A bill limiting canal companies’ liability for damages done by third parties or an “act of God” now moves to the full House for consideration following its voice approval in the House Resources and Conservation Committee on Wednesday. House Bill 398 took up more than two hours of testimony, at times becoming a bit tense.
Norm Semanko, executive director of the Idaho Water Users Association, outlined the need for the bill, explaining, it “clarifies the current law with regards to owners of ditches, canals, conduits or other aqueducts and their liability for wasting water or damage to others that’s caused by third parties and acts of God.”
Semanko said the bill does not add hurdles for those wishing to sue over damage to property or loss of water, which became an issue during the hearing. “This is not a bill that provides that, what I’ve heard described as straight-up immunity to irrigation delivery entities. In fact, it doesn’t provide immunity at all. It reaffirms the responsibilities and obligations and clarifies the applicable duty of care, the standard that the courts have applied with regard to avoiding wasting water and preventing damage to others.”

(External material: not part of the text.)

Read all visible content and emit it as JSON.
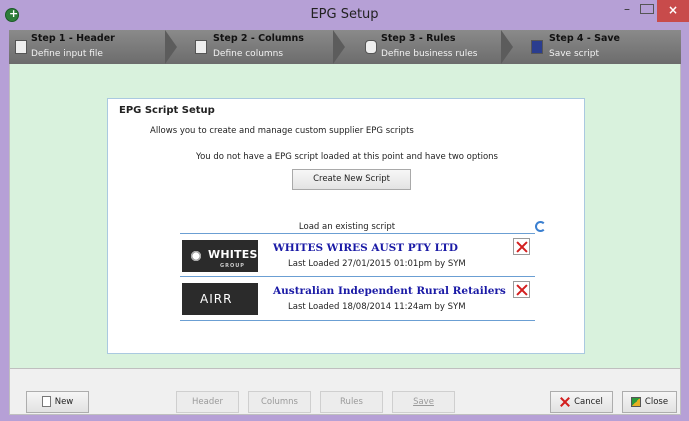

Semanko also made a point to the committee about possible liability assigned to a canal company when it had nothing to do with a water problem. The bill, said Semanko, “makes clear that wasting of water and damage not caused by an act or omission of an irrigation district or canal company, but by a third party or an act of God, does not constitute liability on the part of the delivery entity—again consistent with the standard applied by the courts, and I would add with basic fairness.”
Russ Johnson, a lawyer from Beaumont, representing the Idaho Trial Lawyers Association, said that he believes excusing responsibility for an act of God is simply just not taking responsibility for the problem. “We shouldn’t be encouraging failure of responsibility here. We need to trust the system, we need to trust the juries, and if they (delivery entities) don’t properly maintain it, then we shouldn’t be blaming it on an act of God. I urge you to vote no.”
Rep. Dell Raybould, R-Rexburg, responded that the proposed law did not change the fact the companies must maintain the canals and waterways at a high standard. Johnson countered by saying that if it didn’t change anything, why would the committee be considering it. “I used to have a law professor that said ‘don’t assume that these tests are written by a room full of monkeys.’ I think there is something to that, that this law does something. And, I think what it does is it makes it more difficult at the outset to pursue these cases …”
Amanda Wilright, from Boise, has seen her home flooded and what it has meant to the family in trying to recoup the losses. She said her family has had difficulty trying to get reimbursed for damages sustained. She recalled that while the water delivery entity monitored and investigated the canal, it refused to take blame for the water seepage in the Wilright’s home, as well as four neighboring homes.
“It seems if this bill passes the owners (of the canal that flooded her home) would not have much incentive to insure that the canals are properly maintained if an act of God or another third party were to intrude and cause potential damage … I don’t understand why this legislation would be necessary other than to prevent true victims from seeking damages,” she told the committee.
Scott Campbell from Boise, a lawyer who said he has practiced water law in Idaho since 1984, said he sympathizes with homeowners who testified, but he also said the Legislature has to deal with the fact that the state is no longer dealing with farm land. Land that was once agricultural in use has now become filled with major structures, pavement, housing, playgrounds, etc. These kinds of changes have been forced upon the irrigation districts, he said, so the law has to change accordingly.
There was a light moment, however, when Campbell fielded questions from the committee. Rep. Marv Hagedorn, R-Meridian, prefaced his question with, “I am not a lawyer, but I did stay at a Holiday Inn Express one time.”